be parsed for Server Side Include directives using the
INCLUDES filter in mod_include. The
module mod_ext_filter allows external programs to
act as filters in much the same way that CGI programs can act as
Multilanguage Error Responses
Error response messages to the browser are now provided in
several languages, using SSI documents. They may be customized
by the administrator to achieve a consistent look and feel.
Many confusing directives have been simplified. The often
confusing Port and BindAddress directives
are gone; only the Listen
directive is used for IP address binding; the ServerName directive specifies the
server name and port number only for redirection and vhost
Native Windows NT Unicode Support
Apache 2.0 on Windows NT now uses utf-8 for all filename
encodings. These directly translate to the underlying Unicode
file system, providing multilanguage support for all Windows
NT-based installations, including Windows 2000 and Windows XP.
This support does not extend to Windows 95, 98 or ME, which
continue to use the machine's local codepage for filesystem
New module in Apache 2.0.41. This module allows an LDAP
database to be used to store credentials for HTTP Basic
Authentication. A companion module, mod_ldap
provides connection pooling and results caching.
The proxy module has been completely rewritten to take
advantage of the new filter infrastructure and to implement a
more reliable, HTTP/1.1 compliant proxy. In addition, new
configuration sections provide more readable (and internally
faster) control of proxied sites; overloaded <Directory
"proxy:..."> configuration are not supported. The module
is now divided into specific protocol support modules including
proxy_connect, proxy_ftp and
A new ForceLanguagePriority directive can be used to assure that
the client receives a single document in all cases, rather than
NOT ACCEPTABLE or MULTIPLE CHOICES responses. In addition, the
negotiation and MultiViews algorithms have been cleaned up to
provide more consistent results and a new form of type map that
can include document content is provided.
Autoindex'ed directory listings can now be configured to
use HTML tables for cleaner formatting, and allow finer-grained
control of sorting, including version-sorting, and wildcard
filtering of the directory listing.
New directives allow the default start and end tags for SSI elements
to be changed and allow for error and time format configuration

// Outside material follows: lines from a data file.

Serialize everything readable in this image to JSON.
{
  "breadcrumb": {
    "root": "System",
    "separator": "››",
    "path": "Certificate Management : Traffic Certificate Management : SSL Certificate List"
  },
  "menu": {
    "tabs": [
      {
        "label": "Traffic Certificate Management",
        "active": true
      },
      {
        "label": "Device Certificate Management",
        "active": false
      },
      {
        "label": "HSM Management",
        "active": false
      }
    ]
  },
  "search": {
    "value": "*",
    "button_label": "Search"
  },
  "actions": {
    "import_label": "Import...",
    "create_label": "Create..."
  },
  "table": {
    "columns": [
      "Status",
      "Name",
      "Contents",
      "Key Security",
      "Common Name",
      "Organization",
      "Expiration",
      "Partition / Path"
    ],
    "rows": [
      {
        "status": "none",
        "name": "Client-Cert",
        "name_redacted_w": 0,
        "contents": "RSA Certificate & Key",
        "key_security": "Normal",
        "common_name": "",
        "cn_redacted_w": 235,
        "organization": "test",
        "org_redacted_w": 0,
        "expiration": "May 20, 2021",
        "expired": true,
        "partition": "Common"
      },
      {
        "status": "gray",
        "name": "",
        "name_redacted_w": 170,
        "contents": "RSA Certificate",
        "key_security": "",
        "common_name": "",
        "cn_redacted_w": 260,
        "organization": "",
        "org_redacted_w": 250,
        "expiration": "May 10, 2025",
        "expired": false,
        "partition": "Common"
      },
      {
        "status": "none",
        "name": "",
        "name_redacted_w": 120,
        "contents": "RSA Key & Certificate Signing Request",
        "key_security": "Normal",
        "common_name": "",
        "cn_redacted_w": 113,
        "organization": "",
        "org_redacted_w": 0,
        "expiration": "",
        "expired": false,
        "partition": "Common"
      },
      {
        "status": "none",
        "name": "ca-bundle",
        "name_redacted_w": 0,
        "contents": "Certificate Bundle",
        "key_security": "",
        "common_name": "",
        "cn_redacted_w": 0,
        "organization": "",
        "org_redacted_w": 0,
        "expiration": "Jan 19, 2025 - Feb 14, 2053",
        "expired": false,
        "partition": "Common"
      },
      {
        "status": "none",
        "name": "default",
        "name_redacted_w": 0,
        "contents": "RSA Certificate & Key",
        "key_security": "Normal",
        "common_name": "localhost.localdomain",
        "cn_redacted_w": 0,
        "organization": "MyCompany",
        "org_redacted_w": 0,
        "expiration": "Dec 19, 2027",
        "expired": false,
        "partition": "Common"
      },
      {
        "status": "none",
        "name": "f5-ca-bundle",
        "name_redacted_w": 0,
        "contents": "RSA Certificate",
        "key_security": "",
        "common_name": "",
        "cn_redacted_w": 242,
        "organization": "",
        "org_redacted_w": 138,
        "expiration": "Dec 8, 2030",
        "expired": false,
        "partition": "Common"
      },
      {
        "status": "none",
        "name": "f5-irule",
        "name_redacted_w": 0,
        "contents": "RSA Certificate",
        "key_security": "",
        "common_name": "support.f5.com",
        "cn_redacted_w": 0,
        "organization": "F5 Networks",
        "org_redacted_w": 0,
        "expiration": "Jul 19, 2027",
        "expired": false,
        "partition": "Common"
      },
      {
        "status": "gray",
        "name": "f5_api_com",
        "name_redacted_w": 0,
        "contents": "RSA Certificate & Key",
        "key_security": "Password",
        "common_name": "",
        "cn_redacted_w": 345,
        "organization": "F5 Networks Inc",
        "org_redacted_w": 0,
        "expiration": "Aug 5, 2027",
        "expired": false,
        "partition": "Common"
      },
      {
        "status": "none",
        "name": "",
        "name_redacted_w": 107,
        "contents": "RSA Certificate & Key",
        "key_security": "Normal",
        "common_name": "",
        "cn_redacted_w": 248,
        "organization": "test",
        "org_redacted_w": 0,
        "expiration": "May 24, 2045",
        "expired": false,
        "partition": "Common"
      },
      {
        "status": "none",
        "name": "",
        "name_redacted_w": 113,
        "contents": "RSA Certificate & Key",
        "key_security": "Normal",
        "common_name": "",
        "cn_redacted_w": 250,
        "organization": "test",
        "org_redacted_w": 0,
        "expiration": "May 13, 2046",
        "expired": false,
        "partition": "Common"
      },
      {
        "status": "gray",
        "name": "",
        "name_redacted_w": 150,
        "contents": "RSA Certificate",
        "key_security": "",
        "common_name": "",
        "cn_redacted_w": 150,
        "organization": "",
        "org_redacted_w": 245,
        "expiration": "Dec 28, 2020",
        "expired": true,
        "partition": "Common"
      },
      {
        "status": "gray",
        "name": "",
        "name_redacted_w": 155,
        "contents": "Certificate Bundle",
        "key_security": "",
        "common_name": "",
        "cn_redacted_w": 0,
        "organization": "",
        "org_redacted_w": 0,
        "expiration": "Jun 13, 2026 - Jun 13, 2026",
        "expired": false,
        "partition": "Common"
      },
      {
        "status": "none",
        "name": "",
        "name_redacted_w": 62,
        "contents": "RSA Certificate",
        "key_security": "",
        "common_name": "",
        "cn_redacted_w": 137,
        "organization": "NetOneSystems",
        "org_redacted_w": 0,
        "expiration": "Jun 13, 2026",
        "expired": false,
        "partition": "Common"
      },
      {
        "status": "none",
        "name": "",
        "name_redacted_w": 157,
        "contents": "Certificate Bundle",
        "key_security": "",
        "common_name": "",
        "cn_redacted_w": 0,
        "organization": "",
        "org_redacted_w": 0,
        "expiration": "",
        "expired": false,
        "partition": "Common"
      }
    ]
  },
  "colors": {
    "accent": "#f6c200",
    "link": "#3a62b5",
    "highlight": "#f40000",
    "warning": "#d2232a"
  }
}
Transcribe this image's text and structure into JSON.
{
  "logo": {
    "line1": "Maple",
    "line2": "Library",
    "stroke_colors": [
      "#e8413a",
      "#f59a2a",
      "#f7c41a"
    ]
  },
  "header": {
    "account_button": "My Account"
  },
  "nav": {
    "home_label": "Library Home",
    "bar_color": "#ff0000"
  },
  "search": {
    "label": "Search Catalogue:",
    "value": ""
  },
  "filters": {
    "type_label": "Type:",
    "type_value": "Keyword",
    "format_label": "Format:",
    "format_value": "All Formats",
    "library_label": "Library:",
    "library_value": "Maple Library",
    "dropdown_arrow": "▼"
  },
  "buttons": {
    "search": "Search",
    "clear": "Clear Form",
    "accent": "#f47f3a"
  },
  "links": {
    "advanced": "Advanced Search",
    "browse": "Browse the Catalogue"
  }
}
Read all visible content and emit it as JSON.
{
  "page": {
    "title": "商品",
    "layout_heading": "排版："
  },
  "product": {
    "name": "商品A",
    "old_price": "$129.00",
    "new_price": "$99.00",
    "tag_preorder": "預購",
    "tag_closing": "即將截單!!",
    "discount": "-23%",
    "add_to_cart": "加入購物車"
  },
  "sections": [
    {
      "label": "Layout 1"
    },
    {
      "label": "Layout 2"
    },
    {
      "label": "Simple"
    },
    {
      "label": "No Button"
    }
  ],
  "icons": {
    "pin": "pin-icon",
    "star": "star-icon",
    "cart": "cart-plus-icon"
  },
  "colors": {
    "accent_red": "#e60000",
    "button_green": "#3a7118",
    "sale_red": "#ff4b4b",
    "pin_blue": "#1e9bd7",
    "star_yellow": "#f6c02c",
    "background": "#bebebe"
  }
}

to take place in the main configuration file rather than in the
SSI document. Results from regular expression parsing and grouping
(now based on Perl's regular expression syntax) can be retrieved
using mod_include's variables $0